For years, when I would complain of not feeling well, Dave would listen to me the first or second time and then suggest I not focus so much on the ailment. Although he meant well, this usually did not go over well with me. Whether it was my inflamed sinuses or a migraine headache, a shooting pain or blurry vision, or my favorite – my fuzzy ear, his solution almost always involved positive thinking. I accused him of not caring. He said if I cared I would get it checked-out and not just complain about it.
So I did just that. And after two rounds of a heavy-duty antibiotic, I got the “all clear,” yet I still felt something going on in my ear. My doctor was puzzled, so she sent me to an ENT specialist. I just knew it was going to bad. I had gotten an ear infection after swimming in the Gulf of Mexico, and then we heard about bad bacteria being found in the body of water. I just knew the antibiotics weren’t working. I could feel it and I was scared.
As my family physician suggested, I went to the Ear, Nose and Throat Specialist. He took one look in my ear, and simply said, “Quit using Q-tips.”
I sat there a little dumb-founded. It seemed as though the appointment was now over, but he said it like an aside.
“That’s it?” I asked.
“Yep,” he replied, “your ears are trying to heal themselves and you are not letting them.”
No, something else is going on, I thought. Does this guy even know my plight?
Trying not to seem like the hypochondriac that my husband has lately insinuated me to be, I inquired about the feeling of cotton moving around in my ear and the associated pain I felt. His response was, “The ear canal is supposed to have skin.”
Yeah? And? I sat there a little confused. The questioning, and almost angry look on my face prompted him to explain that what I am feeling is skin trying to form, and the lack of it means I have nothing protecting my ear canals. “Quit using Q-tips and go enjoy life,” he instructed as he walked out the door.
I was definitely dumbfounded.
The first thing I did when I got in my car, was cry. Is this guy for real? What if he is wrong? These were my immediate thoughts. Next, my thoughts revolved around the amount of money I had just spent to be told I was fine. I felt happy about this, being fine, yet scared of the notion that he could be wrong. And although I was sure that Dave would be happy to hear this news, I was just as sure he would not be thrilled about the cost.
I started thinking of ways I could spin this, to make it seem like less of a waste of money somehow. After running a few different scenarios through my mind, I laughed at myself. “Oh my gosh, Susie,” I said aloud, “this is no excuse to pedal backwards!”

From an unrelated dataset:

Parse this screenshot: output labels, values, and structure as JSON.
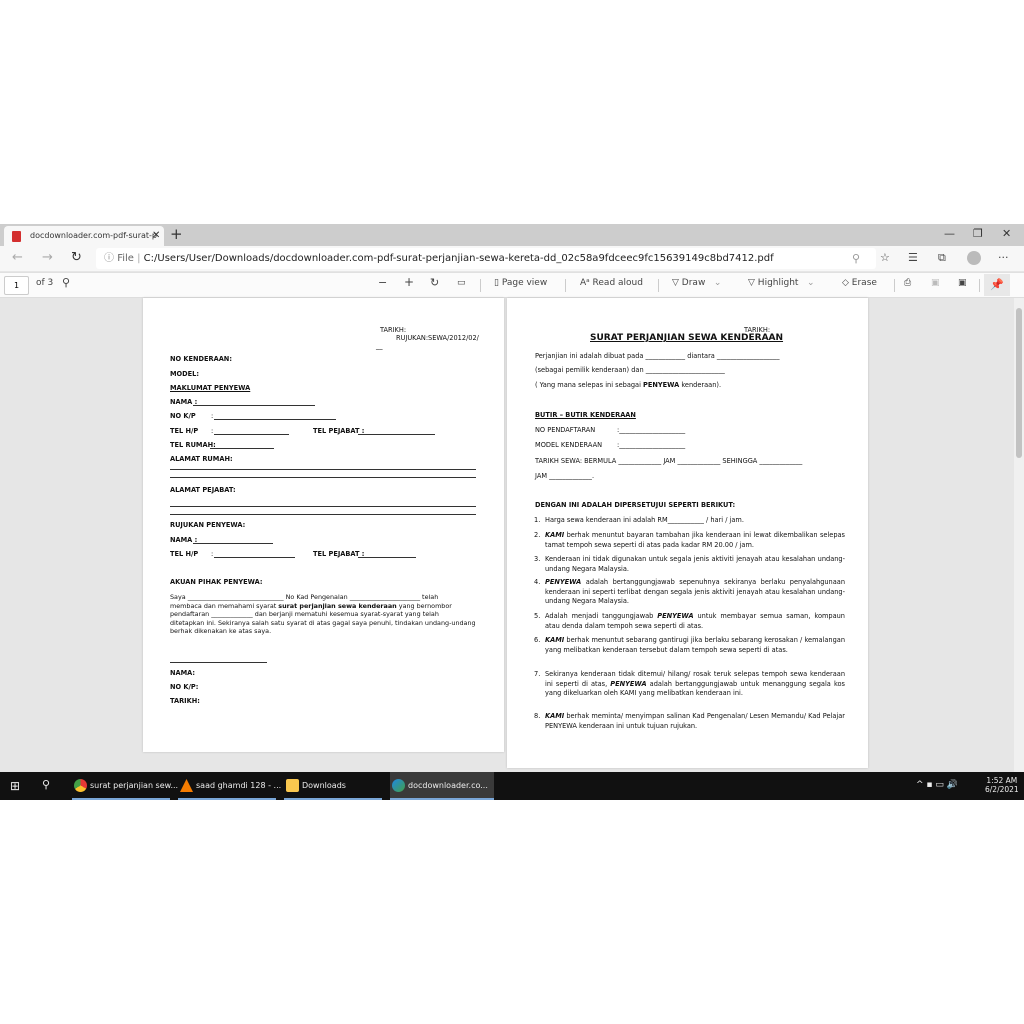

The doctor’s words rang around in my mind the whole way home. “Quit using Q-tips and go enjoy life.” Why did this make me so mad? No – he’s wrong, he has to be, I kept thinking. Doctors are wrong all the time.
Then I saw this cloud make a face at me:
Opening the gate, I had a “light-bulb moment” – what I think, really does create the life I have – physically, socially, and of course, mentally. I could clearly see that I had two choices – I could go on a mission to prove the doctor wrong or I could go on a mission to enjoy life.
Damn-it, Dave had this all along.
The thing is, my self-esteem must be good, in order for me to accept this truth, and therefore, tell Dave the truth – the complete and simple truth – without including my rationalizations or justifications.
And when Dave asked, “What did the doctor say?” I sobbed and said, “Quit using Q-tips.”
The following days and weeks, whenever I felt that feeling of cotton moving around in my ear, instead of thinking it was some antibiotic-resistant bacteria multiplying close to my brain, I imagined my own skin cells, diligently organizing all the tools needed to repair my inner ear. When I felt pain associated with the process, I visualized healthy cells attaching themselves to my skin, much like nailing a stud to a wall.
Two and a half years later – a full 30 months after that appointment with the specialist – I am happy to report that my ear issue seems to be solved, all by not using q-tips, and I believe, changing the way I was thinking about it. I am grateful that my pride stepped aside just long enough for me to see that change could do my thinking good.